I think one of the most important things to remember when you catch yourself judging a pregnant woman’s workout routine is that you don’t know her base line. You don’t know her max potential. If up until being pregnant she was deadlifting 300lbs, doing reps at 150lbs is nothing for her. She knows what her body is capable of.
Many athletes have continued to be very active during their pregnancy’s, some even competing. Here are a few examples:
Serena Williams won the Australian Open at 2 months pregnant. Arguably one of the best athletes on earth, Serena knew what her body was capable of. She has since had a beautiful and healthy baby girl.
Kerri Walsh Jennings won her 3rd gold medal in beach volleyball at the 2012 London games. She was 5 weeks pregnant and went on to have a healthy baby girl.
German snowboarder, Amelie Kober, was two months pregnant when she competed at the 2010 Vancouver games.
From the outside looking in, all of these women may have looked insane to the rest of the world. I certainly will not be snowboarding this year, mainly because I’m not very proficient at it. Amelie on the other hand had been snowboarding her whole life. For her, snowboarding would be as familiar as walking.

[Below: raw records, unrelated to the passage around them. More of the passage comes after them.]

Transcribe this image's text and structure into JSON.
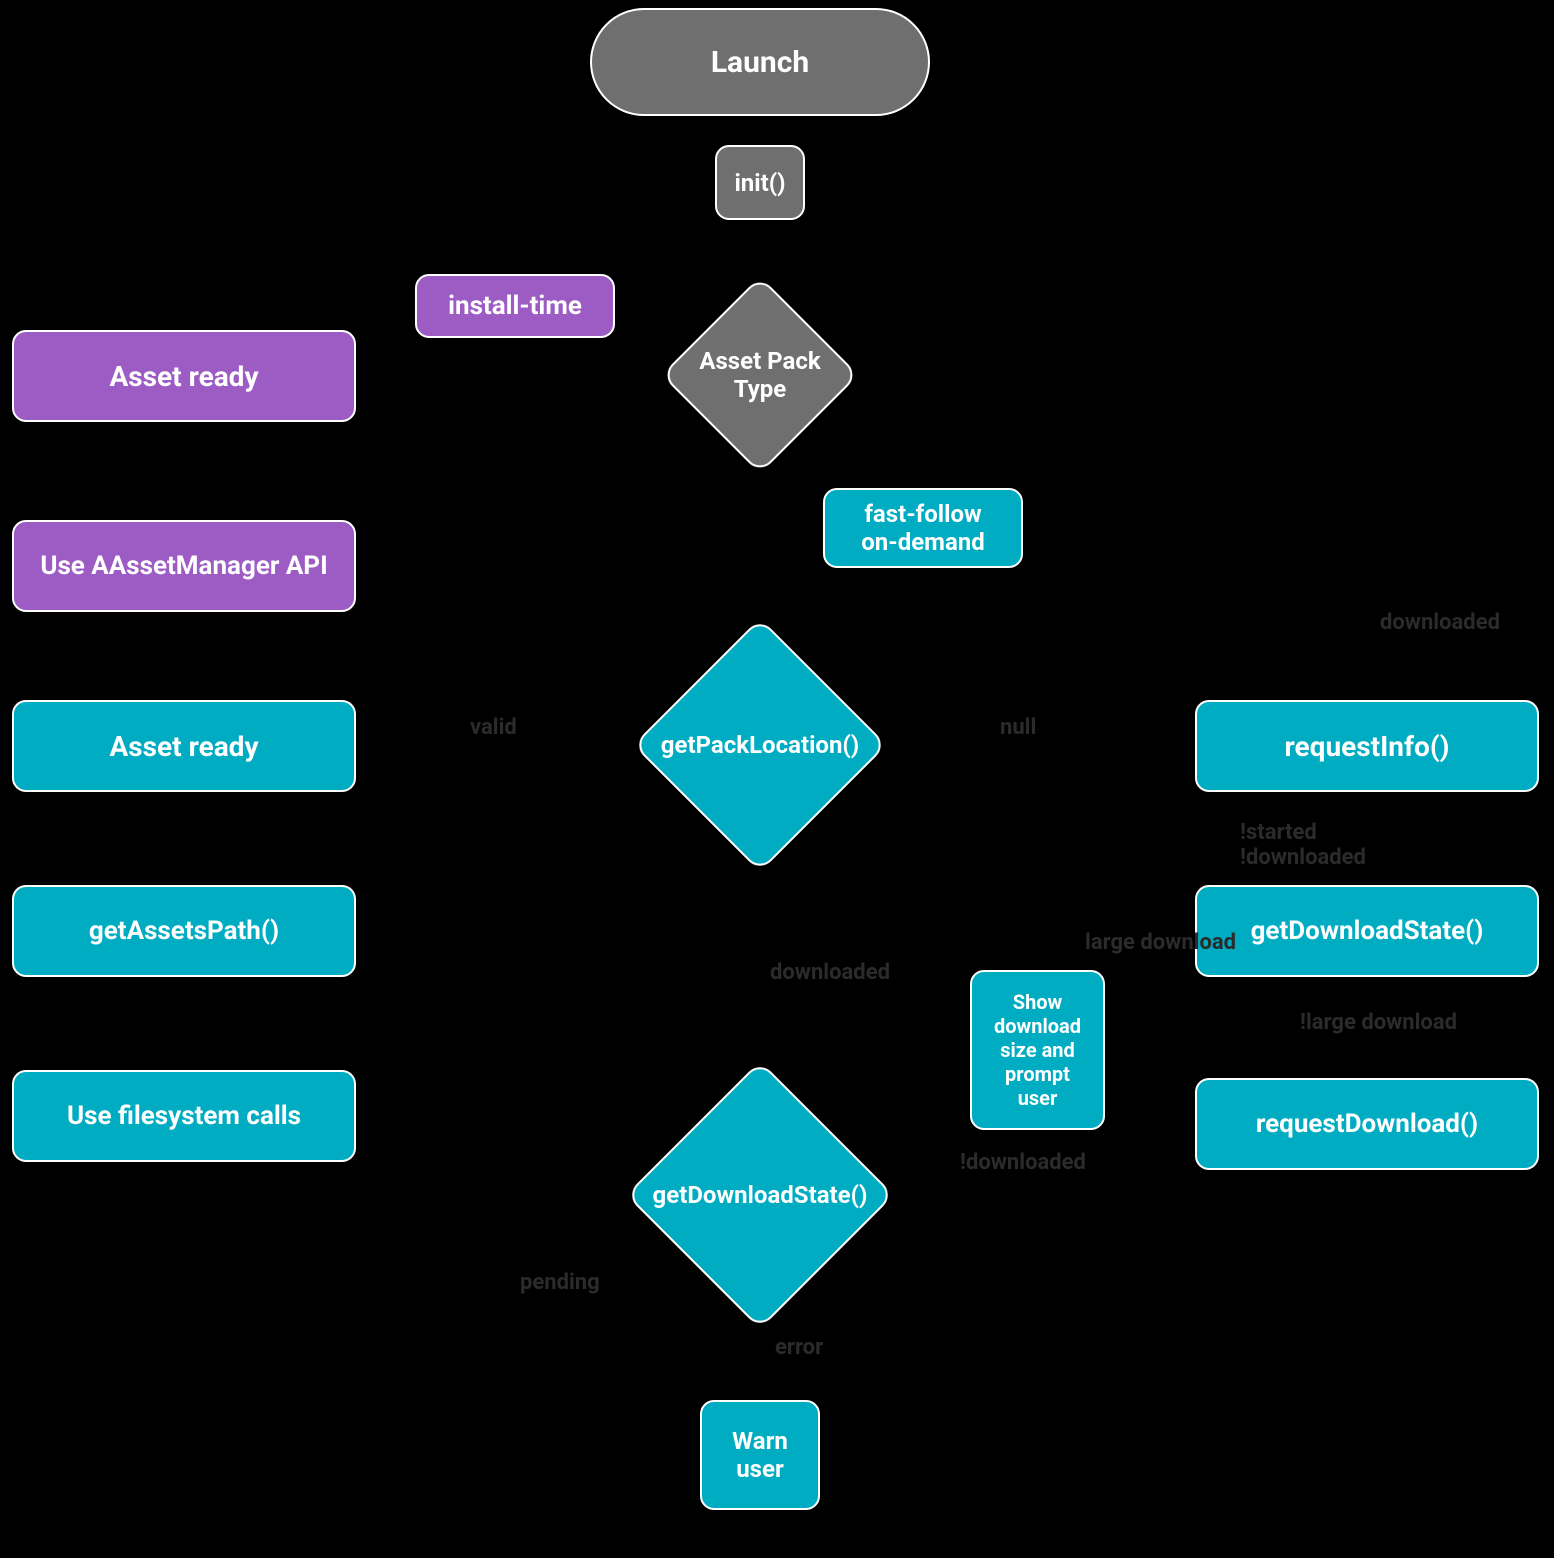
{
  "nodes": {
    "launch": "Launch",
    "init": "init()",
    "assetPackType": "Asset Pack\nType",
    "installTime": "install-time",
    "assetReadyPurple": "Asset ready",
    "useAAssetManager": "Use AAssetManager API",
    "fastFollowOnDemand": "fast-follow\non-demand",
    "getPackLocation": "getPackLocation()",
    "assetReadyTeal": "Asset ready",
    "getAssetsPath": "getAssetsPath()",
    "useFilesystem": "Use filesystem calls",
    "requestInfo": "requestInfo()",
    "getDownloadState1": "getDownloadState()",
    "showDownloadSize": "Show\ndownload\nsize and\nprompt\nuser",
    "requestDownload": "requestDownload()",
    "getDownloadState2": "getDownloadState()",
    "warnUser": "Warn\nuser"
  },
  "edges": {
    "valid": "valid",
    "null": "null",
    "notStarted": "!started\n!downloaded",
    "downloaded": "downloaded",
    "large": "large download",
    "notLarge": "!large download",
    "notDownloaded": "!downloaded",
    "pending": "pending",
    "error": "error"
  },
  "colors": {
    "gray": "#6f6f6f",
    "teal": "#00acc1",
    "purple": "#9c5cc4"
  }
}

I know that if I have complications in this pregnancy, people may point the finger at my workout regime. Barring a tragic accident, I know that the best thing for me and this baby is to keep doing what I’ve been doing. This doesn’t mean I won’t make modifications, I already have. I have significantly slowed down my workouts because my heart can’t keep up with all the demands. I take a lot more breaks between sets. I won’t be climbing any 20ft ropes or attempting any bar muscle-ups. I am capable of these two movements but have decided that, for myself, they aren’t worth the risk. As the baby grows I will make whatever changes necessary to keep him/her safe.
As for now, I continue to keep myself in as good a health as possible. Labour is no easy task and having strength and endurance can significantly improve the experience. Just as important is the postpartum recovery, I want my body to be capable of doing it’s best work when it comes to recovery. This means fueling myself with nutrient dense food and making sure my core and pelvic floor muscles are strengthened. At the end of the day, I can’t control for all the factors but I am going to do everything in my power to support a healthy and safe body for this baby to live in. I am pregnant, not broken.
Thank you for all the congratulatory messages and encouragement! I look forward to sharing more with you as things progress.
Eat Your Veggies!